As I learned more about the technical aspects and narratives of scent, gender, leather and smoke began to blur. According to Robert Piguet Parfums, Bandit was ‘based on a “Bad Boy” concept … Piguet shows featured models sporting villain masks and brandishing toy revolvers and swords.’4 Chanel’s Cuir de Russie scent was inspired by Coco’s lover the Grand Duke Dmitri Pavlovich.5 In 2000, Editions de Parfums Frederic Malle released Le Parfum de Therese, an until-then private fruity-leather 50s creation by the perfumer Edmond Roudnitska for his wife.6 Malle’s entire line is marketed as gender-free, but it is especially endearing that Therese is now for all. My father once expressed that he liked Guerlain Shalimar, but my mother would not wear it—a revelation of two parts: first, she had no desire to conform to someone else’s, especially as a young Japanese wife, and second, that Shalimar is a leather ‘oriental’ (rich in amber and/or other resins; here, opoponax and incense). Years into adulthood, I look at my ever-evolving collection and see that it still echoes my father’s cabinet: the smoky vetiver of Chanel Sycomore, powdery leather of Celine Reptile, the sweet tobacco of Boucheron Ambre d’Alexandrie. I prefer feminine scents with a touch of austerity, like the sombre mossy rose of Dior Gris Dior, or full-blown carnality, in the sunny fleshiness of Divine L’etre Aime Femme.
I recall a moment as barely a young adult, being asked with surprise by a female work colleague if I was wearing a men’s cologne.
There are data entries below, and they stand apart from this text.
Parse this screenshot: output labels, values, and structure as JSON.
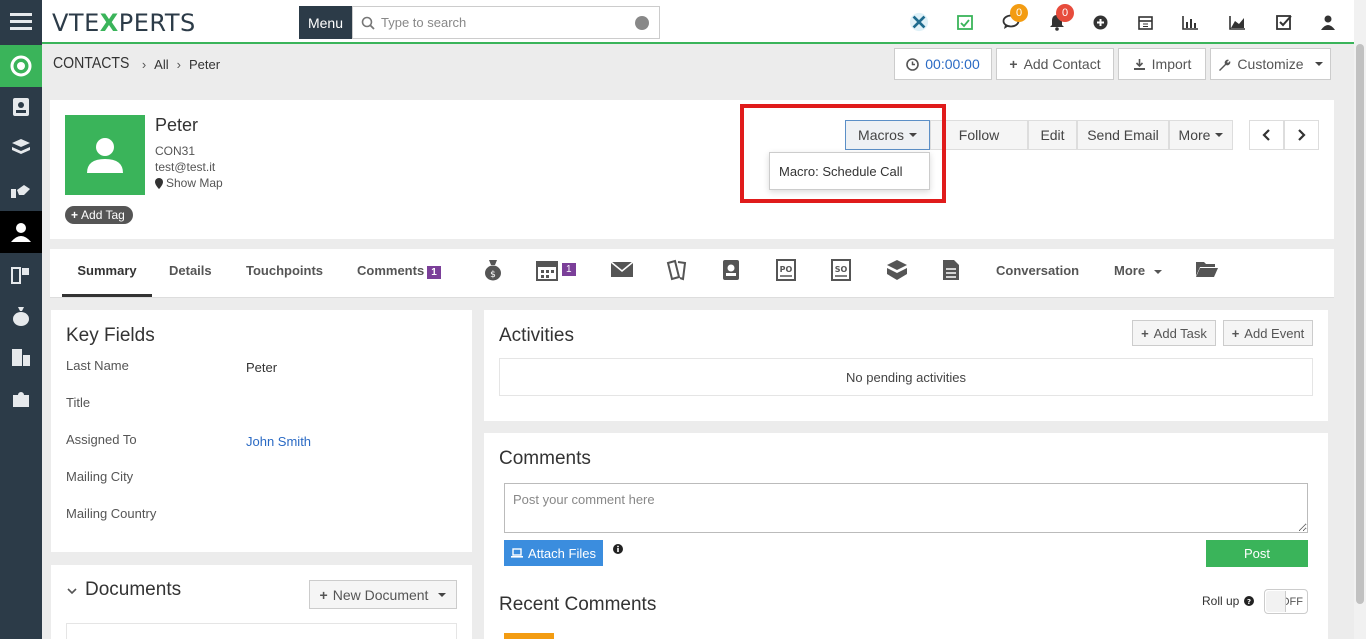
{
  "app": {
    "logo": "VTEXPERTS",
    "menu_label": "Menu"
  },
  "search": {
    "placeholder": "Type to search"
  },
  "topbar": {
    "badges": {
      "chat": "0",
      "notifications": "0"
    },
    "icons": [
      "vtiger-x-icon",
      "calendar-check-icon",
      "chat-icon",
      "bell-icon",
      "plus-circle-icon",
      "calendar-icon",
      "bar-chart-icon",
      "area-chart-icon",
      "checkbox-icon",
      "user-icon"
    ]
  },
  "breadcrumb": {
    "module": "CONTACTS",
    "filter": "All",
    "record": "Peter"
  },
  "header_buttons": {
    "timer": "00:00:00",
    "add_contact": "Add Contact",
    "import": "Import",
    "customize": "Customize"
  },
  "record": {
    "name": "Peter",
    "id": "CON31",
    "email": "test@test.it",
    "show_map": "Show Map",
    "add_tag": "Add Tag"
  },
  "actions": {
    "macros": "Macros",
    "follow": "Follow",
    "edit": "Edit",
    "send_email": "Send Email",
    "more": "More",
    "macro_item": "Macro: Schedule Call"
  },
  "tabs": {
    "summary": "Summary",
    "details": "Details",
    "touchpoints": "Touchpoints",
    "comments": "Comments",
    "comments_count": "1",
    "calendar_count": "1",
    "conversation": "Conversation",
    "more": "More"
  },
  "key_fields": {
    "title": "Key Fields",
    "rows": [
      {
        "label": "Last Name",
        "value": "Peter"
      },
      {
        "label": "Title",
        "value": ""
      },
      {
        "label": "Assigned To",
        "value": "John Smith"
      },
      {
        "label": "Mailing City",
        "value": ""
      },
      {
        "label": "Mailing Country",
        "value": ""
      }
    ]
  },
  "documents": {
    "title": "Documents",
    "new_document": "New Document"
  },
  "activities": {
    "title": "Activities",
    "add_task": "Add Task",
    "add_event": "Add Event",
    "empty": "No pending activities"
  },
  "comments": {
    "title": "Comments",
    "placeholder": "Post your comment here",
    "attach": "Attach Files",
    "post": "Post",
    "recent_title": "Recent Comments",
    "roll_up": "Roll up",
    "toggle": "OFF"
  },
  "colors": {
    "sidebar": "#2c3b48",
    "accent": "#3ab45a",
    "highlight": "#e01b1b",
    "primary": "#3b8dde"
  }
}
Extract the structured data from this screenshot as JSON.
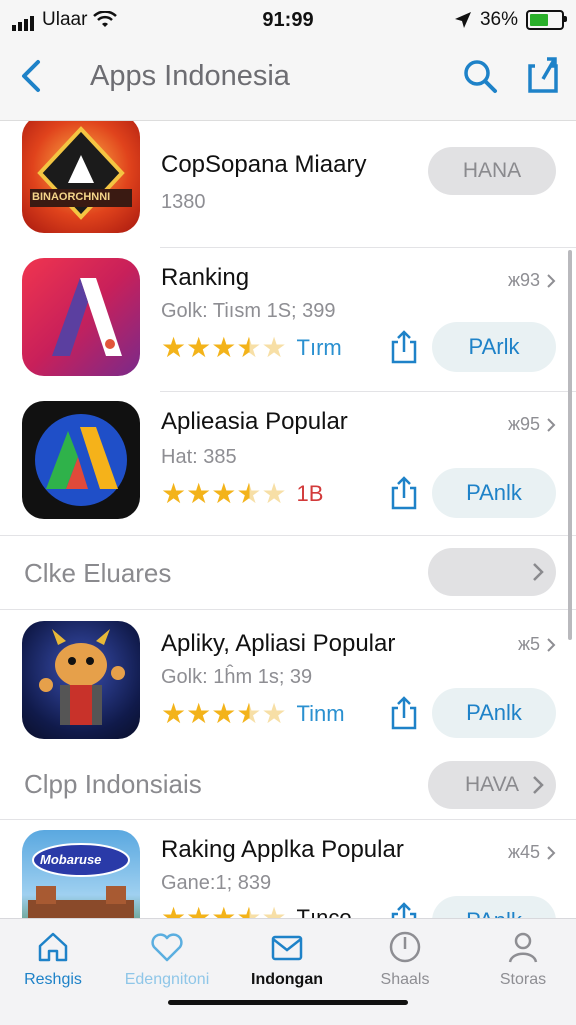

This was the (mostly) minimalist 90s, with Bvlgari Eau Parfumée Au Thé Vert, Issey Miyake L’eau d’Issey, and of course, CK One. I wore Halston Catalyst for Men, a rich herbal-leather warm with bay, nutmeg, and woods. I replied yes, to which she said with a laugh, ‘you would wear something like that!’, a compliment, but telling in that she adhered to a divide she would never cross or erase. Some time ago, I was sent a beautiful booklet by the perfume house Le Galion with descriptions of all their scents as well as vintage images. I smiled at the advertisement shown for Sortilège, a 1936 powdery aldehydic floral: featuring a beautiful Newton-esque model in a plunging black and white gown, chic black headwrap, diamonds and rubies, and glamorous makeup, the caption read: ‘Cette année, les femmes ressemblent à des femmes. C’est Sortilège leur parfum’ (roughly: ‘This year, women look like women. It’s their perfume Sortilège’). Perfume remains a state of skin and smoke, the division and blur where gender and ritual can play.
Tomoe Hill is not a writer, but in her words rather ‘someone who writes.’ She once studied philosophy at King’s College, London and is now at work on a book, tentatively called Songs for Olympia.
W Koestenbaum, My 1980s & Other Essays, FSG Originals, 2013. ↩
D Barthelme, Not-Knowing, Counterpoint, 1997. ↩
J. Malcolm, Nobody’s Looking at You, Text Publishing, 2019. ↩